Microsoft said Monday that it had seized 42 websites from a Chinese hacker group in order to disrupt the group’s intelligence activities.
The company said in a press release that a federal court in Virginia has granted Microsoft’s motion to allow its digital crimes division to take over US-based websites run by a hacking group called Nickel or APT15. The company redirects website traffic to secure Microsoft servers to “help us protect existing and future victims while learning more about Nickel’s activities”.
Microsoft said it had tracked Nickel since 2016 and found that its “sophisticated” attacks were aimed at installing low-level malware that enabled surveillance and data theft.
In this most recent case, Nickel attacked organizations in 29 different countries and was believed to be using the information it gathered “to gather information from government agencies, think tanks, universities and human rights organizations,” said Tom Burt, Microsoft’s corporate vice president of customer safety and trust in the press release. Microsoft did not name the target organizations.
The company said it had not discovered any new vulnerabilities in Microsoft products related to the attacks.
“Our interruption will not prevent Nickel from continuing other hacking activities, but we believe we have removed an important part of the infrastructure that the group relied on for this latest wave of attacks,” said Burt.
Microsoft said it found the group often targeted regions where China has a geopolitical interest. Nickel has targeted diplomatic organizations and foreign ministries in the western hemisphere, Europe and Africa, the company said.
The company said its Digital Crimes Unit had used more than 10,000 malicious websites run by cyber criminals and nearly 600 by nation-state actors in 24 legal proceedings, and blocked another 600,000 from registering.
US cybersecurity agencies have warned that Chinese hacking poses a “great threat” to the United States and its allies.

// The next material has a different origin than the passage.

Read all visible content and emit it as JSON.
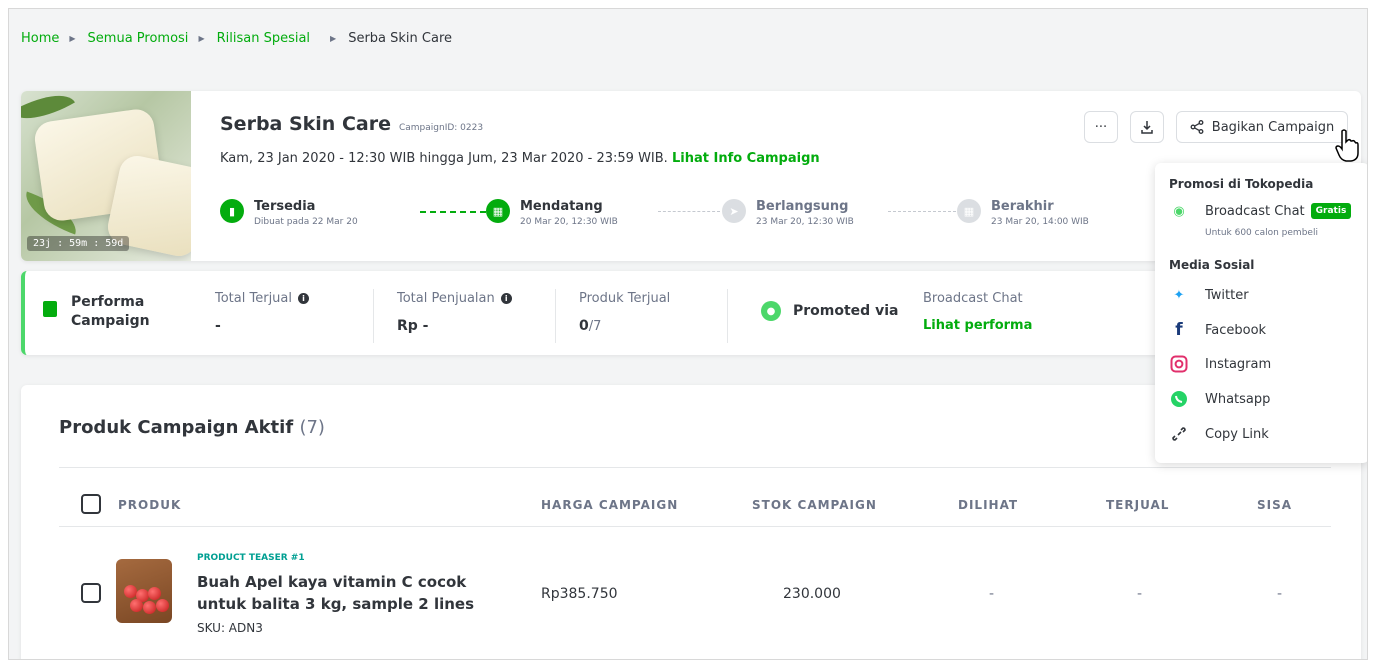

In July, the Biden administration accused the Chinese government to be responsible for it a hacking campaign Earlier this year that compromised a Microsoft email service used by some of the world’s largest corporations and governments.
Some of the European governments that condemned China at the time accused its government of allowing hackers to operate on Chinese territory, but the US and UK went a step further and said the Chinese government was directly responsible.
China’s Ministry of State Security “has fostered an ecosystem of criminal contract hackers who carry out both government-sponsored activities and cybercrime for their own financial gain,” said Foreign Minister Antony J. Blinken at the time.
Liu Pengyu, a spokesman for the Chinese embassy, said the allegation was one of many “baseless attacks”.
This is a developing story. It will be updated.